Tomorrow is considered by police to be the busiest night for Christmas parties, with many forces already tweeting words of advice for would-be revellers.
Party planners have said firms are beginning to splash the cash again this year, having emerged from the shadows of the economic slump which has blighted recent shindigs.
And social media experts reckon the potential for long-term damage to their reputation is causing some people to tone down their antics - or forgo the festivities altogether - through fear that their drunken exploits will be the talk of the Twitter feed.
Digital communications expert Warren Knight said: "People are 100% being more sensible than ever before because of social media - reputations can be lost in one night.

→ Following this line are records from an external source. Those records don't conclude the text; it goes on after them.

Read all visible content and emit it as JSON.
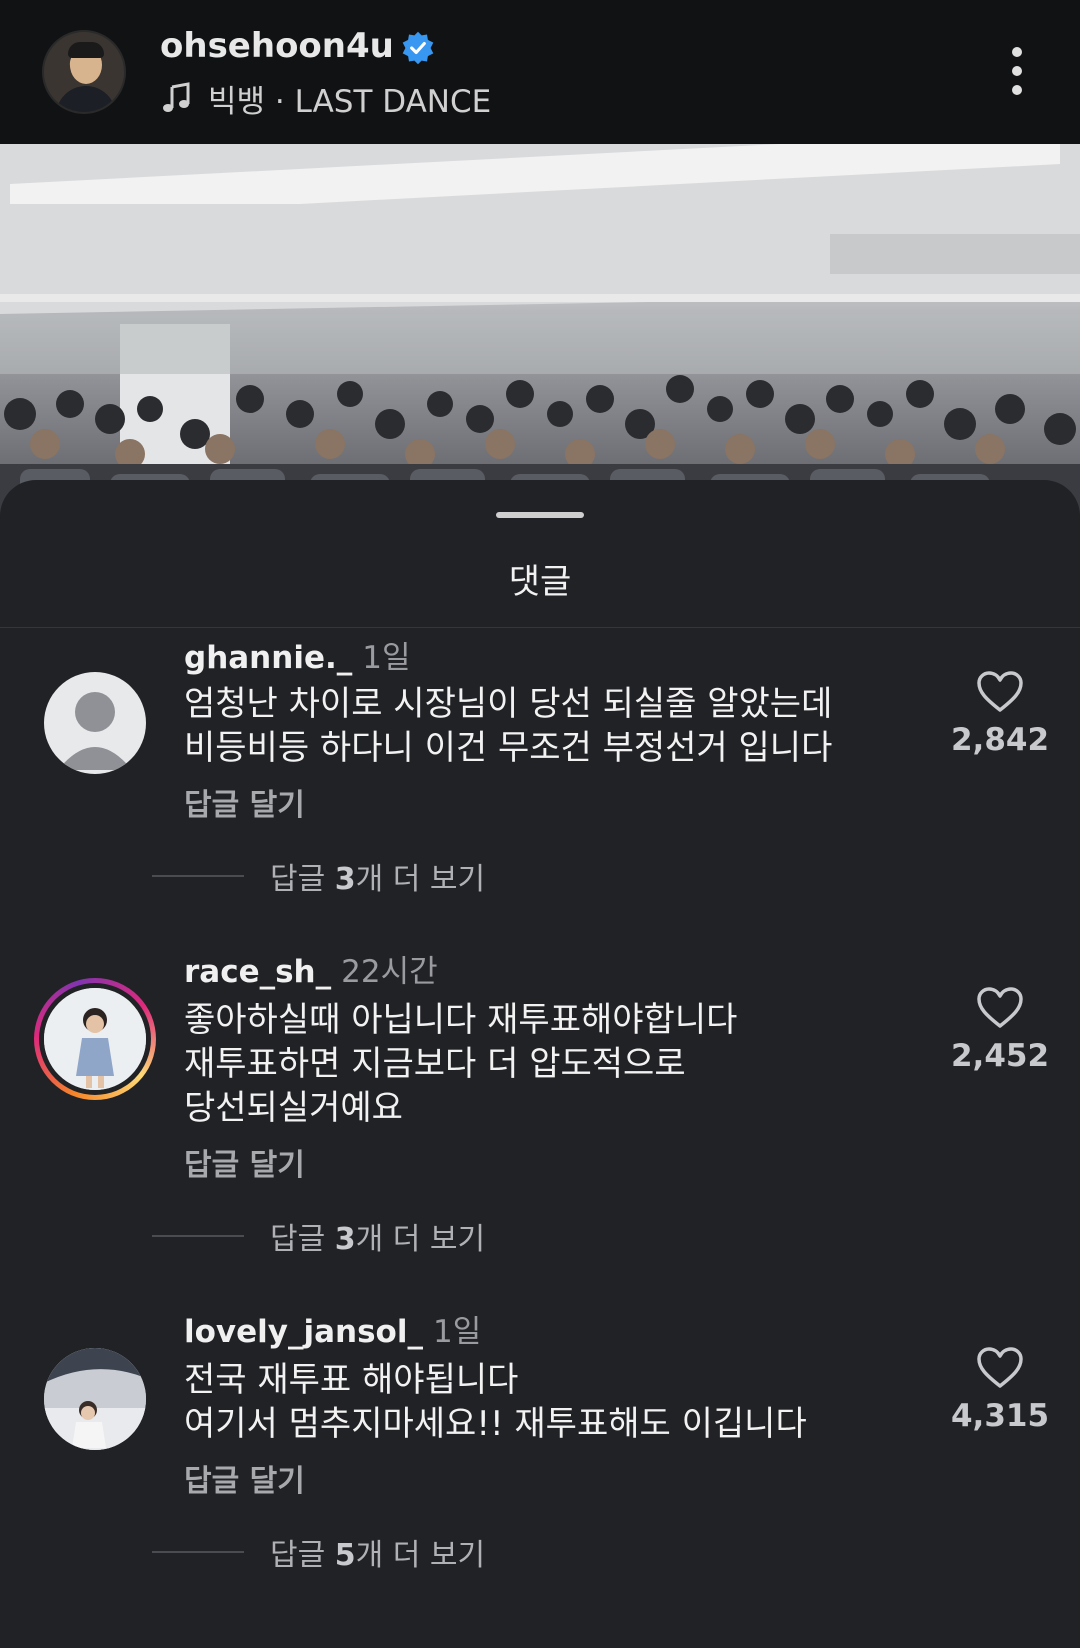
{
  "header": {
    "username": "ohsehoon4u",
    "music": "빅뱅 · LAST DANCE"
  },
  "sheet": {
    "title": "댓글"
  },
  "comments": [
    {
      "user": "ghannie._",
      "time": "1일",
      "text": "엄청난 차이로 시장님이 당선 되실줄 알았는데\n비등비등 하다니 이건 무조건 부정선거 입니다",
      "reply_label": "답글 달기",
      "likes": "2,842",
      "more_prefix": "답글 ",
      "more_count": "3",
      "more_suffix": "개 더 보기"
    },
    {
      "user": "race_sh_",
      "time": "22시간",
      "text": "좋아하실때 아닙니다 재투표해야합니다\n재투표하면 지금보다 더 압도적으로\n당선되실거예요",
      "reply_label": "답글 달기",
      "likes": "2,452",
      "more_prefix": "답글 ",
      "more_count": "3",
      "more_suffix": "개 더 보기"
    },
    {
      "user": "lovely_jansol_",
      "time": "1일",
      "text": "전국 재투표 해야됩니다\n여기서 멈추지마세요!! 재투표해도 이깁니다",
      "reply_label": "답글 달기",
      "likes": "4,315",
      "more_prefix": "답글 ",
      "more_count": "5",
      "more_suffix": "개 더 보기"
    }
  ]
}
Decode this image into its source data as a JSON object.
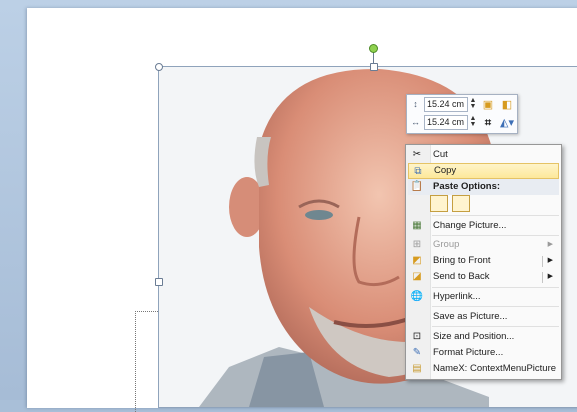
{
  "mini_toolbar": {
    "height_value": "15.24 cm",
    "width_value": "15.24 cm",
    "icons": [
      "shape-height-icon",
      "bring-forward-icon",
      "send-backward-icon",
      "shape-width-icon",
      "crop-icon",
      "picture-effects-icon"
    ]
  },
  "context_menu": {
    "items": [
      {
        "label": "Cut",
        "icon": "scissors-icon"
      },
      {
        "label": "Copy",
        "icon": "copy-icon",
        "highlighted": true
      },
      {
        "label": "Paste Options:",
        "icon": "paste-icon",
        "header": true
      },
      {
        "label": "Change Picture...",
        "icon": "change-picture-icon"
      },
      {
        "label": "Group",
        "icon": "group-icon",
        "disabled": true,
        "submenu": true
      },
      {
        "label": "Bring to Front",
        "icon": "bring-to-front-icon",
        "submenu": true
      },
      {
        "label": "Send to Back",
        "icon": "send-to-back-icon",
        "submenu": true
      },
      {
        "label": "Hyperlink...",
        "icon": "globe-link-icon"
      },
      {
        "label": "Save as Picture...",
        "icon": ""
      },
      {
        "label": "Size and Position...",
        "icon": "size-position-icon"
      },
      {
        "label": "Format Picture...",
        "icon": "format-picture-icon"
      },
      {
        "label": "NameX: ContextMenuPicture",
        "icon": "namex-icon"
      }
    ],
    "paste_options": [
      "paste-picture-icon",
      "keep-text-only-icon"
    ]
  },
  "colors": {
    "menu_highlight": "#fde89a",
    "workspace": "#a9bfd8",
    "rotation_handle": "#8fd14f"
  }
}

"Staff are behaving better, reducing their alcohol consumption or even deciding against going to their party because they don't want to end up doing something silly they later regret.
"Instant communication, Instagram posts and checking-in facilities mean it is very difficult to delete something once it is online.
"People I speak to say the office Christmas party is getting more and more tame."
Street pastors are already turning to social media in an effort to use it as a force for good during party season.
Christian Nightlife Initiatives have launched a #StaySafe campaign reminding revellers of responsible drinking and appropriate behaviour.
A spokesman said: "This Friday is one of the busiest nights within the night-time economy - the last Friday before Christmas. Generally it is also one of the busiest nights for police, ambulance, Accident & Emergency and street patrol projects such as Street Angels."
Their tips include drinking plenty of water, staying in groups of friends, and keeping money back to afford transport home at the end of the evening.
Georgina Coleman, from bespoke venue operator Late Night London, said the Christmas party is enjoying a bumper year.
She said: "There are more cranes around London this year, more buildings going up, and that is a useful indicator of a change in the economy.
"We have seen a marked increase in the number of inquiries about Christmas parties, budgets have increased too, and the spend per head.
"People are also looking for something different - they don't necessarily want to hit the bar, they want something civilised and often with a sit-down meal or some sort of activity such as cocktail-making.
"This is only the first year after the economic slump so it's hard to draw too many conclusions but the signs are encouraging."